Excerpts from an interface dataset

☆ ☆ ☆

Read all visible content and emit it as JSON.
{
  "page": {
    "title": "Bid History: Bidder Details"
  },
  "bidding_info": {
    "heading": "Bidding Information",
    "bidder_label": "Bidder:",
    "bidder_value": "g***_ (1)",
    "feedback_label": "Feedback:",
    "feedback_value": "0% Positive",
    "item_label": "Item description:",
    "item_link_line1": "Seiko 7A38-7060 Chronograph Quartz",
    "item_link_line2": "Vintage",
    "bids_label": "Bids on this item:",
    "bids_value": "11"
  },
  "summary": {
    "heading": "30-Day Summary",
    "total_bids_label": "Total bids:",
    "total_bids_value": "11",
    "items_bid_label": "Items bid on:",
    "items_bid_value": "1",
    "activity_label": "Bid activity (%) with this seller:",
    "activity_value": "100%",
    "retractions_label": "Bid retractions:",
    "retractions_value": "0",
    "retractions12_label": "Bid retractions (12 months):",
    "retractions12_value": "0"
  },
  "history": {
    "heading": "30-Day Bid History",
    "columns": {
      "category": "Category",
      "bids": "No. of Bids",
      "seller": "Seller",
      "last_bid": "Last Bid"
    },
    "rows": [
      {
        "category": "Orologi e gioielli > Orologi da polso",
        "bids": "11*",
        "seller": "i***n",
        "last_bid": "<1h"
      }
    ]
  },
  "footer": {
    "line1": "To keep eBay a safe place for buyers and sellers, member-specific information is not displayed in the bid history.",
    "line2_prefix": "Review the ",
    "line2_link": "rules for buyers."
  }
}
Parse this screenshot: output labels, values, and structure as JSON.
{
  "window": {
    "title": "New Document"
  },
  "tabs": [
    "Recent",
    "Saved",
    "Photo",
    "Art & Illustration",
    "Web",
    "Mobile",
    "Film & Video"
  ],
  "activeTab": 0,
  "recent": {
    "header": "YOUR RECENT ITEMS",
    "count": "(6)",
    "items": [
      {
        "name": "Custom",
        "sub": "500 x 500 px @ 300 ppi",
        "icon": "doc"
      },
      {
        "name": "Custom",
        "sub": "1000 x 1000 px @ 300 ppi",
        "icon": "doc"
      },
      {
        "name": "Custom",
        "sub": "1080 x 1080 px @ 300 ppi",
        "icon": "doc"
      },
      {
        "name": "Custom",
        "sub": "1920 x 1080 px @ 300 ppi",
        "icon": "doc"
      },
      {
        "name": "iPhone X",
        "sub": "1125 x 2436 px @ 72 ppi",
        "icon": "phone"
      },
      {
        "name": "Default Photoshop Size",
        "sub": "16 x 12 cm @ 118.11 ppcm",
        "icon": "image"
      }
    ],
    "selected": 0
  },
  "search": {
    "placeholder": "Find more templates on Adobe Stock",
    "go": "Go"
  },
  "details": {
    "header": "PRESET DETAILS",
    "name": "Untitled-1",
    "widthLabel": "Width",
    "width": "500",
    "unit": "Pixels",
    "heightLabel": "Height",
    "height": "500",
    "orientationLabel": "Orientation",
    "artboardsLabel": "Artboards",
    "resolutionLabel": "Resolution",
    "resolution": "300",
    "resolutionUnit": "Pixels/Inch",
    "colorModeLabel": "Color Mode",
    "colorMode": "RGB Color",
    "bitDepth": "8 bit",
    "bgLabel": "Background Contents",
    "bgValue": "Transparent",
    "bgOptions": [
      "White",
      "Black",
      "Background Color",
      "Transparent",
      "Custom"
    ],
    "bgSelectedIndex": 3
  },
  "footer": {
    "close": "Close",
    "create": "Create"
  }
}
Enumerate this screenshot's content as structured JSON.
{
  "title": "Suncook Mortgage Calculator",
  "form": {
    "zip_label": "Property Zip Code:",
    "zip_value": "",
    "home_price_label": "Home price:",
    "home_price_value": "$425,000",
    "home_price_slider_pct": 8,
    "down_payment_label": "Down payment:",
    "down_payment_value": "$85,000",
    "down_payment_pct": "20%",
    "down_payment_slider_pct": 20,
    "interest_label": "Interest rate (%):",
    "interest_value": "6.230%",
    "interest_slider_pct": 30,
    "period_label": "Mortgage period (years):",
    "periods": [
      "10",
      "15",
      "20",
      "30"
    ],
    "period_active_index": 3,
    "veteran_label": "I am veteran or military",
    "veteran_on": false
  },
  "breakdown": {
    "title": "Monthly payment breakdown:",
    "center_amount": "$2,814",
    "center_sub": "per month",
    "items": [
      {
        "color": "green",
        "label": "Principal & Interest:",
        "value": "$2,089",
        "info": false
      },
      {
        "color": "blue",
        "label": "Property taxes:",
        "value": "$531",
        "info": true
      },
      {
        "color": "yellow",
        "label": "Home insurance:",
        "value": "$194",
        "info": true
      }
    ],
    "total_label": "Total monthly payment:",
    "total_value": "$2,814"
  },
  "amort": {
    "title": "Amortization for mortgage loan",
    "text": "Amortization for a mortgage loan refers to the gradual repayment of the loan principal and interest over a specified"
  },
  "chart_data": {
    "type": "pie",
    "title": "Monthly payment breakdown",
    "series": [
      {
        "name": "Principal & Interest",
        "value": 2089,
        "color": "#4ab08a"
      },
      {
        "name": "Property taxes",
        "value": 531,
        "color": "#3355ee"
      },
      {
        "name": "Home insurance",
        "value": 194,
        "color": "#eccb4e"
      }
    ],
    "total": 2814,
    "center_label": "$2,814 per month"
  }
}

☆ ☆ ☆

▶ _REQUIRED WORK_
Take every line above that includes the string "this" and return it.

▶ _REPLY TO THE EXERCISE_
    "bids_label": "Bids on this item:",
    "activity_label": "Bid activity (%) with this seller:",
Parse this screenshot: output labels, values, and structure as JSON.
Enumerate this screenshot's content as structured JSON.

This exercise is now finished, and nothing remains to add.